Field Guide to Venomous Invertebrates


I recently came accross a nice, basic field guide to the identification of venomous and medically important invertebrates (and I love how they didn’t call everything “insects” or “bugs”). Apparently this is a document written for military personell to help them identify insects that may cause problems.

Of course, I’ve noticed that a little information can be much more damaging, especially when it comes to which insects might kill you, than no information at all. You haven’t lived until you’ve dealt with a paniced football player convinced he’s going to die of a brown reculse bite. (He had a container with a cute little garden spider, and what looked like a mosquito bite on his arm). I’m all for getting the information out there, but most people won’t listen enough to get full disclosure. I prefer the “if you don’t know, don’t poke it” method of public education, but I understand where the armed services is coming from with this document.

That being said, this field guide is pretty good. It lists pretty much all the dangerous invertebrates in the entire world, though, which seems a bit too much to me. What soldier is going to remember every single dangerous bug? I’d personally give them an abriviated field guide including those insects in the area where they are stationed, and leaving out the stuff only found in the deepest jungles on the other side of the globe. But that’s just me.
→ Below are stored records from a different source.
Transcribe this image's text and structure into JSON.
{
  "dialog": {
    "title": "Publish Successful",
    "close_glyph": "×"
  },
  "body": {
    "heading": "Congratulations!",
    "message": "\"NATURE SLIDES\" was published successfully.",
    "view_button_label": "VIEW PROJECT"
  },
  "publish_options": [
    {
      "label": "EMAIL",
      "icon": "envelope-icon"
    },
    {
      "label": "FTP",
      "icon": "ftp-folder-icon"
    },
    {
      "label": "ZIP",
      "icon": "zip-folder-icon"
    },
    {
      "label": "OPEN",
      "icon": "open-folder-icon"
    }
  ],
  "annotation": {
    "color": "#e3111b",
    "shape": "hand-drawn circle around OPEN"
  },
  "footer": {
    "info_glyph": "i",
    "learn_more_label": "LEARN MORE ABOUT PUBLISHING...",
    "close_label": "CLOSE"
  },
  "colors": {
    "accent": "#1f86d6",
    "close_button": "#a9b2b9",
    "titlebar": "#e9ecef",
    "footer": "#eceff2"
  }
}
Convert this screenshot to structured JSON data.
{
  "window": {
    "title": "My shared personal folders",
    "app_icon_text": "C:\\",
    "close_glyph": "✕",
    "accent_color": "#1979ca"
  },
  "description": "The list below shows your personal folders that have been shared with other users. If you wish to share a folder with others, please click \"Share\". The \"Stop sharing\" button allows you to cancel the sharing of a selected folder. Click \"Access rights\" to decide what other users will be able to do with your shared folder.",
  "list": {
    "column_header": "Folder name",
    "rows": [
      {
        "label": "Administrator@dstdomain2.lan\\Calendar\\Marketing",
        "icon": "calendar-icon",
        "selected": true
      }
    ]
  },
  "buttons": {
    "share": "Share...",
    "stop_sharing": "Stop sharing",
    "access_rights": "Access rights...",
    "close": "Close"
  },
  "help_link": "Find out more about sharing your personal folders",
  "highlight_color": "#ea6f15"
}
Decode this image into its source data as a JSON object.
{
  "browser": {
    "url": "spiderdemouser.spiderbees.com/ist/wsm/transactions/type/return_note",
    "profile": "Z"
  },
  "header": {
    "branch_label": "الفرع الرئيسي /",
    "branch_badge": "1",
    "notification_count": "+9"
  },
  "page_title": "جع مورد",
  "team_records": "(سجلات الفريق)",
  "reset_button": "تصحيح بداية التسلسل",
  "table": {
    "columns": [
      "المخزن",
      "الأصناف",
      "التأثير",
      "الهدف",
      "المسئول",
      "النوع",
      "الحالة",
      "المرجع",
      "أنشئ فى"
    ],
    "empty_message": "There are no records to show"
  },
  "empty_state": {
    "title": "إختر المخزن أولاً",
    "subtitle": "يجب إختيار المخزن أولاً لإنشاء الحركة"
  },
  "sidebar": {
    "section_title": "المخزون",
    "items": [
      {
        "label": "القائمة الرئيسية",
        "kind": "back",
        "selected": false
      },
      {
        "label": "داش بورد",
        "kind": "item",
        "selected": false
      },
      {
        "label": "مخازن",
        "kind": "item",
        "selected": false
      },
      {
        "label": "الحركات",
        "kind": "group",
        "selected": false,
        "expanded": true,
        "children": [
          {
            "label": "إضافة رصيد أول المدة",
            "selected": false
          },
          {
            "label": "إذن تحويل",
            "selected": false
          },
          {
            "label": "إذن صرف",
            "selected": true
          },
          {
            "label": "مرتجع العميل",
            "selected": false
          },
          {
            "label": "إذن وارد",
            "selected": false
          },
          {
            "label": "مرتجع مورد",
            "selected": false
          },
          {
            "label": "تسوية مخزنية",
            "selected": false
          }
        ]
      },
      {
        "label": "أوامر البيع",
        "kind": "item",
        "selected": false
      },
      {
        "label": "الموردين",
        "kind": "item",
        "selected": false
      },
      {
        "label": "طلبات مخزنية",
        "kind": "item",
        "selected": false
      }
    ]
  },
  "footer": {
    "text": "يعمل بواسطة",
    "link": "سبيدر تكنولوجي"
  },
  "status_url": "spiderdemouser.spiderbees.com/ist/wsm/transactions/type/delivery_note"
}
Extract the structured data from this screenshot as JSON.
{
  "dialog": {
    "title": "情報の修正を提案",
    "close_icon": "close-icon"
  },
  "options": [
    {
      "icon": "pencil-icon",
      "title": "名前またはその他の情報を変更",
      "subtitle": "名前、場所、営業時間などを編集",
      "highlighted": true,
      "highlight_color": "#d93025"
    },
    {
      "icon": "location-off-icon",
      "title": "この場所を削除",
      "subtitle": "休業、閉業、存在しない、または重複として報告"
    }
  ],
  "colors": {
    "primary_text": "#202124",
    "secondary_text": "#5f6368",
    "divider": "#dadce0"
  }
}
I also liked that they included cockroaches on the list. One of the reasons? The presence of cockroaches may hurt moral. Dangerous indeed!

Alright, I’m done mildly making fun of the document. Overall it was pretty good, and I sure am going to keep it to look over a few more times. Enjoy!


Drunk again? Genes Say if You're a Lightweight

Fruit fly

Scientists are getting flies drunk again. Not for any nefarious purpose, mind you, but to discover the genetics behind ability to hold your liquor. They’ve discovered the gene that allows someone to drink their friends under the table, and they are manipulating it in fruit flies. This may lead better treatment for alcoholics (everything is going gene therapy now-a-days!)


Scientists Able to Kill Bt Resistant Bugs


Bt toxins kill insects by punching holes in their guts. However, many insects have become resistant to the Bt toxin, causing scientists to scramble, trying to find new pesticides to kill such pests as the bollworm (shown above).

For the first time, scientists study the mechanism of action in a pesticide and use it to design new drugs that will kill the Bt resistant pests. Go scientists!